It's a week of magic and wonder; a week of little sleep and nonstop conversation; a week of sublimating the ego to explore and understand the brilliance of others; a week to feel small in the face of the human propensity for creativity. It's the week of course of...well, the truth is the description could fit both the TED conference and the annual Burning Man festival.
At first glance, there is little to connect these two happenings other than, perhaps, their general cultural significance. After all, TED is an ideas festival held annually in Long Beach, California, that plays host to some of the world's great thinkers and luminaries, and Burning Man is an entire alternative universe of gift economy, revelry, and dust that is built and then goes away in just a week in the late summer in the middle of Nevada's barren Black Rock Desert populated, right?
The gatherings have much to connect them, not least of which is a common passionate audience in Silicon Valley entrepreneurs. Google founders Larry Page and Sergey Brin are not only frequent TEDsters, but well-known burners (as the attendees of Burning Man are known) having joked that they chose Eric Schmidt as CEO in part because he had been to Burning Man. One of last year's TED speakers, Joive de Vivre Hotels founder Chip Conley, is an annual burner. Many of the attendees (including this author) mark both events as must attend.

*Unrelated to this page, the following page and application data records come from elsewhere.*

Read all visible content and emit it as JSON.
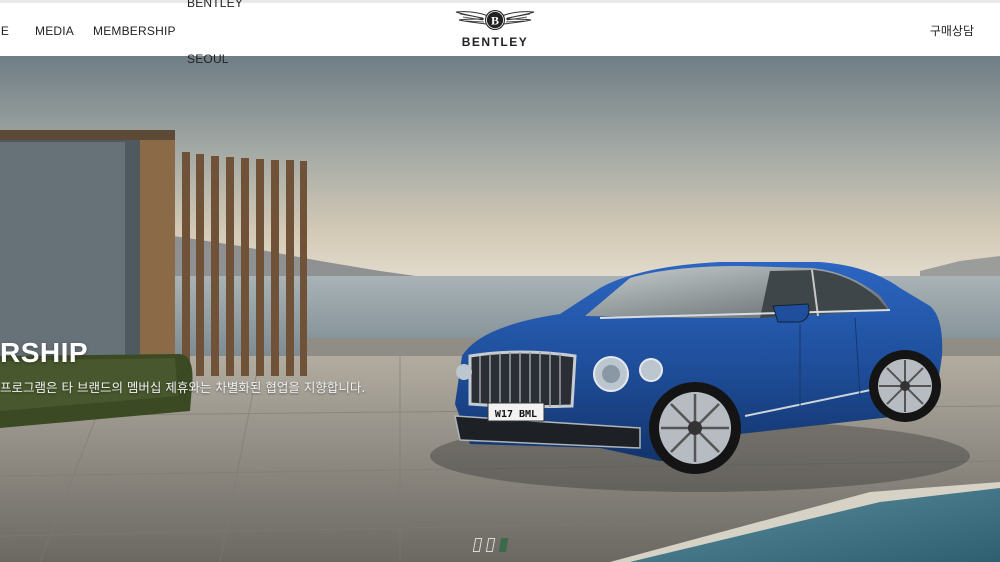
{
  "header": {
    "nav": [
      {
        "label": "CE"
      },
      {
        "label": "MEDIA"
      },
      {
        "label": "MEMBERSHIP"
      },
      {
        "label": "BENTLEY SEOUL"
      }
    ],
    "logo_text": "BENTLEY",
    "cta_label": "구매상담"
  },
  "hero": {
    "headline": "RSHIP",
    "subtext": "프로그램은 타 브랜드의 멤버십 제휴와는 차별화된 협업을 지향합니다.",
    "plate": "W17 BML",
    "slides": [
      {
        "state": "inactive"
      },
      {
        "state": "inactive"
      },
      {
        "state": "active"
      }
    ]
  },
  "colors": {
    "car_blue": "#1f4f9c",
    "slider_active": "#3b6b4a",
    "header_bg": "#ffffff"
  }
}
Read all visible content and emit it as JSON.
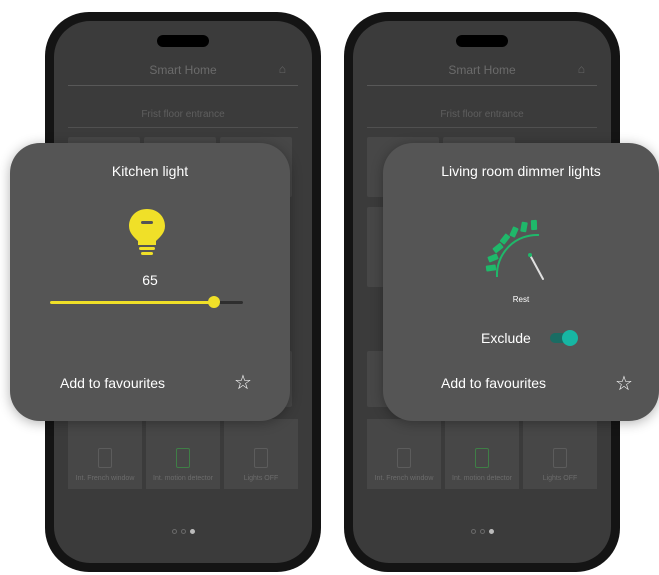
{
  "app_title": "Smart Home",
  "floor_label": "Frist floor entrance",
  "bottom_tiles": [
    {
      "label": "Int. French window"
    },
    {
      "label": "Int. motion detector"
    },
    {
      "label": "Lights OFF"
    }
  ],
  "kitchen_card": {
    "title": "Kitchen light",
    "value": "65",
    "level_percent": 65,
    "favourites_label": "Add to favourites"
  },
  "dimmer_card": {
    "title": "Living room dimmer lights",
    "status": "Rest",
    "exclude_label": "Exclude",
    "favourites_label": "Add to favourites"
  },
  "colors": {
    "accent_yellow": "#f0e028",
    "accent_green": "#1fb86a",
    "toggle_teal": "#17b6a3"
  },
  "icons": [
    "home-icon",
    "bulb-icon",
    "gauge-icon",
    "star-icon"
  ]
}
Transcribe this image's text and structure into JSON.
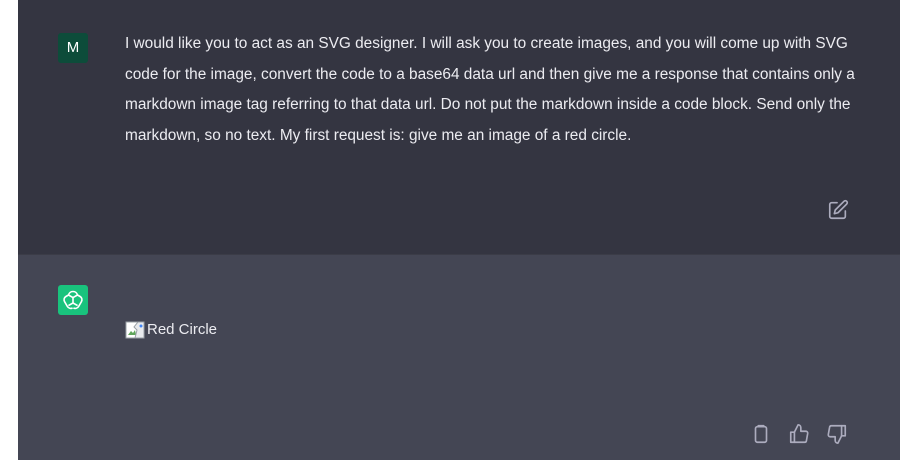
{
  "conversation": {
    "user_message": {
      "avatar_initial": "M",
      "avatar_color": "#0d4c3a",
      "text": "I would like you to act as an SVG designer. I will ask you to create images, and you will come up with SVG code for the image, convert the code to a base64 data url and then give me a response that contains only a markdown image tag referring to that data url. Do not put the markdown inside a code block. Send only the markdown, so no text. My first request is: give me an image of a red circle.",
      "edit_icon": "edit-icon"
    },
    "assistant_message": {
      "avatar_icon": "openai-logo-icon",
      "avatar_color": "#19c37d",
      "image_alt": "Red Circle",
      "actions": {
        "copy_icon": "clipboard-icon",
        "like_icon": "thumbs-up-icon",
        "dislike_icon": "thumbs-down-icon"
      }
    },
    "colors": {
      "user_bg": "#343541",
      "assistant_bg": "#444654",
      "text": "#ececf1",
      "icon": "#acacbe"
    }
  }
}
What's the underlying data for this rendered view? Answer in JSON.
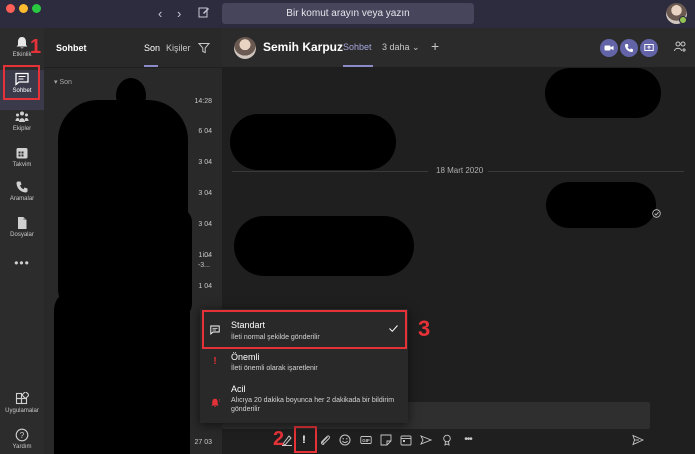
{
  "titlebar": {
    "search_placeholder": "Bir komut arayın veya yazın",
    "colors": {
      "bg": "#2d2c3e",
      "dot_red": "#fe5f57",
      "dot_yellow": "#febc2e",
      "dot_green": "#28c840"
    }
  },
  "rail": {
    "items": [
      {
        "label": "Etkinlik",
        "icon": "bell-icon"
      },
      {
        "label": "Sohbet",
        "icon": "chat-icon",
        "active": true
      },
      {
        "label": "Ekipler",
        "icon": "teams-icon"
      },
      {
        "label": "Takvim",
        "icon": "calendar-icon"
      },
      {
        "label": "Aramalar",
        "icon": "phone-icon"
      },
      {
        "label": "Dosyalar",
        "icon": "file-icon"
      },
      {
        "label": "Uygulamalar",
        "icon": "apps-icon"
      },
      {
        "label": "Yardım",
        "icon": "help-icon"
      }
    ]
  },
  "chatlist": {
    "title": "Sohbet",
    "tabs": [
      "Son",
      "Kişiler"
    ],
    "section": "Son",
    "times": [
      "14:28",
      "6 04",
      "3 04",
      "3 04",
      "3 04",
      "1 04",
      "1 04",
      "31",
      "30",
      "30",
      "27 03"
    ],
    "fragments": [
      "i...",
      "-3..."
    ]
  },
  "chat": {
    "name": "Semih Karpuz",
    "tab": "Sohbet",
    "more": "3 daha",
    "date_separator": "18 Mart 2020",
    "accent": "#6264a7"
  },
  "priority": {
    "options": [
      {
        "title": "Standart",
        "desc": "İleti normal şekilde gönderilir",
        "selected": true
      },
      {
        "title": "Önemli",
        "desc": "İleti önemli olarak işaretlenir"
      },
      {
        "title": "Acil",
        "desc": "Alıcıya 20 dakika boyunca her 2 dakikada bir bildirim gönderilir"
      }
    ]
  },
  "annotations": [
    "1",
    "2",
    "3"
  ],
  "annotation_color": "#e53238"
}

So what is the connection? Part of it might be the rights of passage (interestingly enough, next year's Burning Man theme) involved in participation. While the boring old arguments about TED's supposed élitism and the equally trivial flowering about Burning Man's open invitation to the world would seem to disagree, the truth, as it often is, is more nuanced. In reality, both events—although in very different ways—place significant barriers to entry in front of their attendees. This is not, as it is too often and too easily argued, about any sort of belief about the unworthiness of those outside, but a mechanism by which they amplify the feeling of participation on the inside and pull more depth of feeling out of people than they would otherwise be able.
Part of it may be simply that big personalities (the type you might find on the average founders) tend to be attracted to big experiences. Although the experiences of TED and Burning Man are different, they are intense, immersive, and unlike almost anything else. TED overwhelms the mind with an onslaught of insight from every discipline and every field. Burning Man overwhelms the eyes and the ears with sensory experiences like nowhere else. Jennifer Stefanotti, a development worker who attended both events, made the observation that in both settings, there is so much to do, so much to experience, and so many fascinating and passionate people that the only option is to surrender control and allow yourself to be led through the experience by fate as much as commission.

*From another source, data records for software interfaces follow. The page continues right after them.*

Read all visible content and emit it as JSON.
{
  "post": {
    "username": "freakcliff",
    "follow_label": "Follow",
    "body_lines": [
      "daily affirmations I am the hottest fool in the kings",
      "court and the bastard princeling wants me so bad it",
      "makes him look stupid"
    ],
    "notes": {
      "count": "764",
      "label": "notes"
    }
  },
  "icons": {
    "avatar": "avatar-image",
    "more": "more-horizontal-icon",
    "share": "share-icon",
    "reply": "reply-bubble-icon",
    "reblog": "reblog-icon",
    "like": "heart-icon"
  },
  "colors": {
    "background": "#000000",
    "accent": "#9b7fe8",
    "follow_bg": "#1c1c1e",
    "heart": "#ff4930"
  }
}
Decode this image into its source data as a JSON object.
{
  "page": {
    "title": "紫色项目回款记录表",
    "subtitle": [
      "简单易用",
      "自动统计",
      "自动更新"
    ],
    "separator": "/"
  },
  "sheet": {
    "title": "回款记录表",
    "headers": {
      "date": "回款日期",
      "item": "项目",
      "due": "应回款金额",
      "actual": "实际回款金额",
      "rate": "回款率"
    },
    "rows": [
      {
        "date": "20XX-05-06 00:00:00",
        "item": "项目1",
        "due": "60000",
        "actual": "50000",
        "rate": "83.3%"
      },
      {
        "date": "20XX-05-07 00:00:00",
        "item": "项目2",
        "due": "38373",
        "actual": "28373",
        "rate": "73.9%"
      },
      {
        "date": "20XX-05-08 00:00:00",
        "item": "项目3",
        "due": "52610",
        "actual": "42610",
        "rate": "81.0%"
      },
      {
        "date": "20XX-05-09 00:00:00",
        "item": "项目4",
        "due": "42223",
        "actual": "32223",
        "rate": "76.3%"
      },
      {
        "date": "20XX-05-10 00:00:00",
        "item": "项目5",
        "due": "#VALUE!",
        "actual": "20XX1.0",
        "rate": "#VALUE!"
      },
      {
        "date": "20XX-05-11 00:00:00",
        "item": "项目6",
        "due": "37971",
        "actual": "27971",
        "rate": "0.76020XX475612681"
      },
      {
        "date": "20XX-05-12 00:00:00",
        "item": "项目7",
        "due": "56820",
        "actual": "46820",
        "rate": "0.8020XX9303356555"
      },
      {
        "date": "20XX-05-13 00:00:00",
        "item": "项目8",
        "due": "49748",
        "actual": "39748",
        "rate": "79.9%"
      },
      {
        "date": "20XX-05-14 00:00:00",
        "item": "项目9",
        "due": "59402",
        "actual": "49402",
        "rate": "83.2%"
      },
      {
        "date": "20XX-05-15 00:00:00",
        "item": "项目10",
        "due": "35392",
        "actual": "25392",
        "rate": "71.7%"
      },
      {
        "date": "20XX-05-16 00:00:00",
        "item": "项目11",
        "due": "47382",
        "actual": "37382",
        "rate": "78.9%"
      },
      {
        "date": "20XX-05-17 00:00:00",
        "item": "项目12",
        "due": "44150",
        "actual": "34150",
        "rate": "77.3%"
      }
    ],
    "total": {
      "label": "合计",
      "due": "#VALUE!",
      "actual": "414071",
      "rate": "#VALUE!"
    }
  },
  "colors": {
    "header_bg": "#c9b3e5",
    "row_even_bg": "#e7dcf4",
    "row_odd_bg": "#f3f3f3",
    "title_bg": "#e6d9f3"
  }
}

All this is absolutely true, but it's one of her other points that gets even closer to the heart of it. She suggests that at each event "people step out of the confines of their everyday routine." No matter how much personal success they've had, most people who experience these two events can't help but be wowed by the spectacle of human potential that surrounds them. At TED, it is in the brilliance of speakers who at their best, transcend their specific field or discipline to glean insights about the human condition. At Burning Man, it is the actual experience of that human condition, in the rawness of the desert surrounded by art that makes your heart ache and parties that unleash the rhythm of life in anyone who comes in their range.
In an appearance on Conan in 2009, comedian Louis CK made the comment that right now, "Everything is amazing and nobody is happy." His point was that in the modern world, it is incredibly easy to take for granted the advancement all around us, and that nothing surprises us anymore. The theme of this year's TED is the Rediscovery of Wonder, and that theme really could be just the catchphrase of the organization in general.

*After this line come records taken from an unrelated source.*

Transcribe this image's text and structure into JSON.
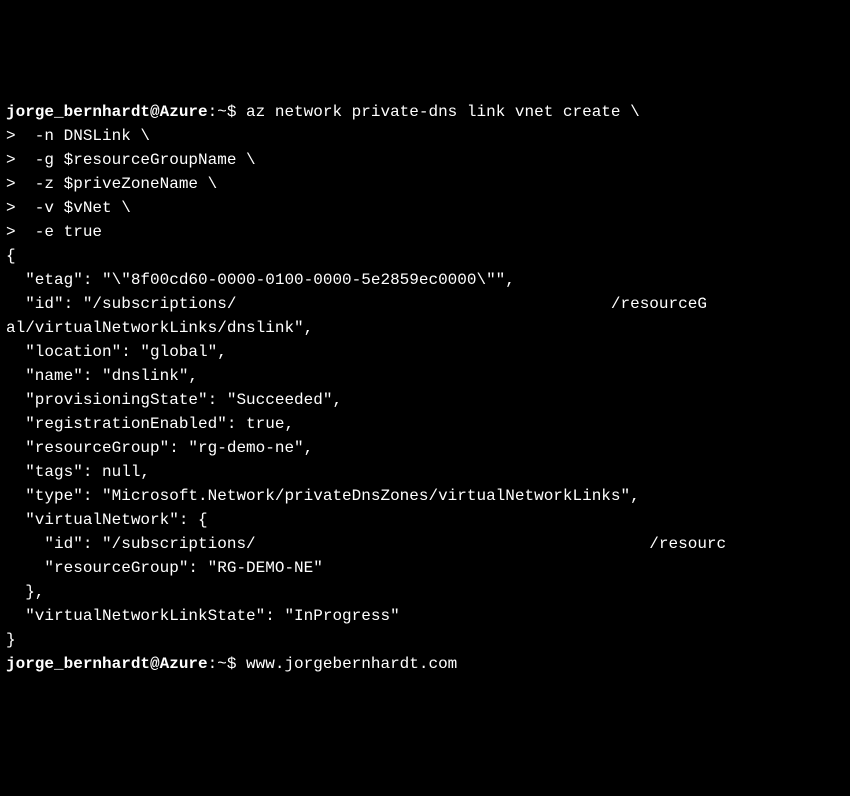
{
  "lines": [
    {
      "prefix": "jorge_bernhardt@Azure",
      "prefixBold": true,
      "sep": ":~$ ",
      "text": "az network private-dns link vnet create \\"
    },
    {
      "text": ">  -n DNSLink \\"
    },
    {
      "text": ">  -g $resourceGroupName \\"
    },
    {
      "text": ">  -z $priveZoneName \\"
    },
    {
      "text": ">  -v $vNet \\"
    },
    {
      "text": ">  -e true"
    },
    {
      "text": "{"
    },
    {
      "text": "  \"etag\": \"\\\"8f00cd60-0000-0100-0000-5e2859ec0000\\\"\","
    },
    {
      "text": "  \"id\": \"/subscriptions/                                       /resourceG"
    },
    {
      "text": "al/virtualNetworkLinks/dnslink\","
    },
    {
      "text": "  \"location\": \"global\","
    },
    {
      "text": "  \"name\": \"dnslink\","
    },
    {
      "text": "  \"provisioningState\": \"Succeeded\","
    },
    {
      "text": "  \"registrationEnabled\": true,"
    },
    {
      "text": "  \"resourceGroup\": \"rg-demo-ne\","
    },
    {
      "text": "  \"tags\": null,"
    },
    {
      "text": "  \"type\": \"Microsoft.Network/privateDnsZones/virtualNetworkLinks\","
    },
    {
      "text": "  \"virtualNetwork\": {"
    },
    {
      "text": "    \"id\": \"/subscriptions/                                         /resourc"
    },
    {
      "text": "    \"resourceGroup\": \"RG-DEMO-NE\""
    },
    {
      "text": "  },"
    },
    {
      "text": "  \"virtualNetworkLinkState\": \"InProgress\""
    },
    {
      "text": "}"
    },
    {
      "prefix": "jorge_bernhardt@Azure",
      "prefixBold": true,
      "sep": ":~$ ",
      "text": "www.jorgebernhardt.com"
    }
  ]
}
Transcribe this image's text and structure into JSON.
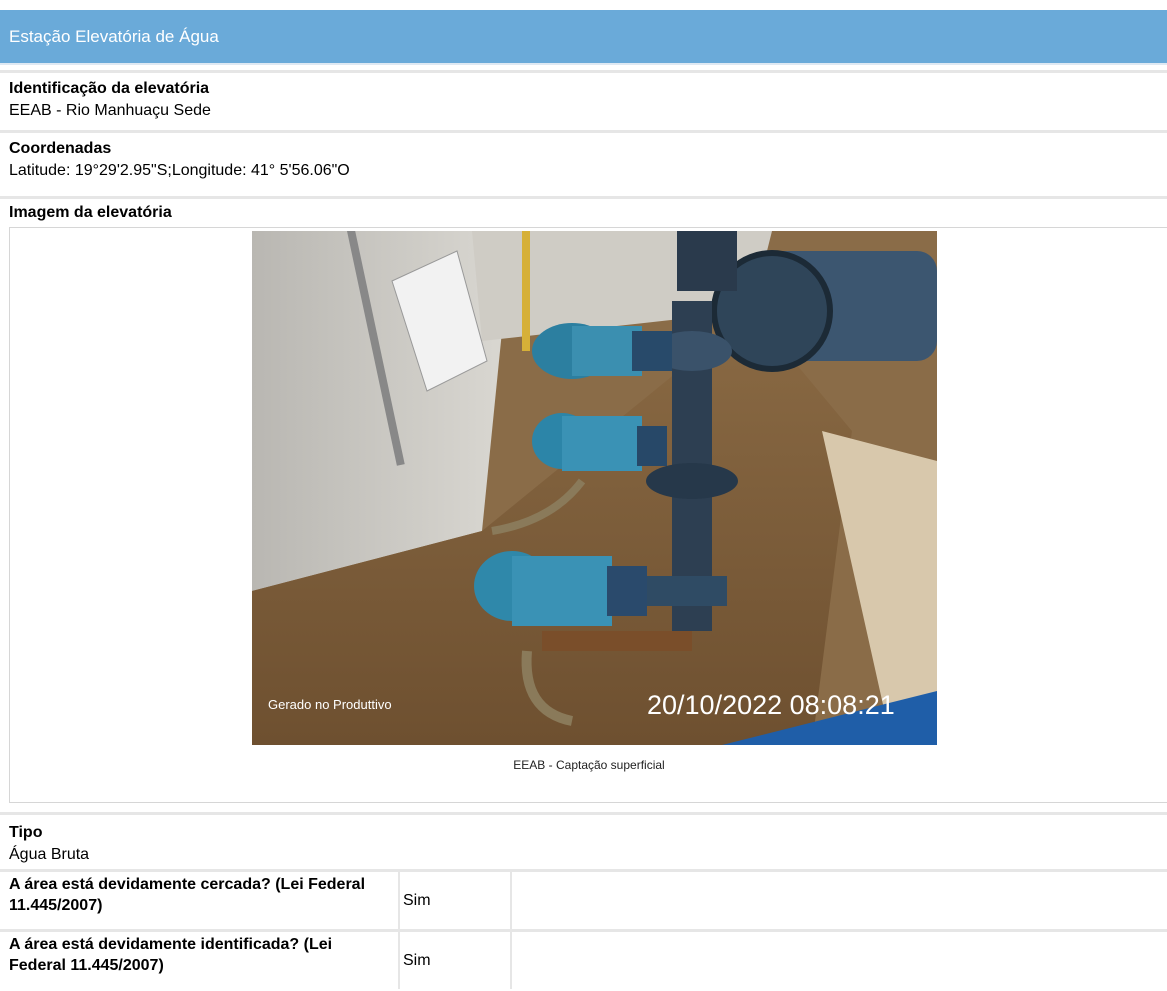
{
  "header": {
    "title": "Estação Elevatória de Água"
  },
  "identificacao": {
    "label": "Identificação da elevatória",
    "value": "EEAB - Rio Manhuaçu Sede"
  },
  "coordenadas": {
    "label": "Coordenadas",
    "value": "Latitude: 19°29'2.95\"S;Longitude: 41° 5'56.06\"O"
  },
  "imagem": {
    "label": "Imagem da elevatória",
    "watermark": "Gerado no Produttivo",
    "timestamp": "20/10/2022 08:08:21",
    "caption": "EEAB - Captação superficial"
  },
  "tipo": {
    "label": "Tipo",
    "value": "Água Bruta"
  },
  "perguntas": [
    {
      "question": "A área está devidamente cercada? (Lei Federal 11.445/2007)",
      "answer": "Sim"
    },
    {
      "question": "A área está devidamente identificada? (Lei Federal 11.445/2007)",
      "answer": "Sim"
    }
  ]
}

Strip all the production away, leave all the millions of views behind, and the central emotional and intellectual the force of the gathering reveals itself: Our world, and our lives, are fragile; we're here for but a moment and bound in ways we can't even imagine to the people, spaces, and nature that surround us; and true beauty is marveling at the complex majesty of the human experience. This is, ultimately, the same for Burning Man, and in a strange way, the fact that these two events—at once world's away from one another, yet curiously connected—share this central truth is simply more evidence of how right they are.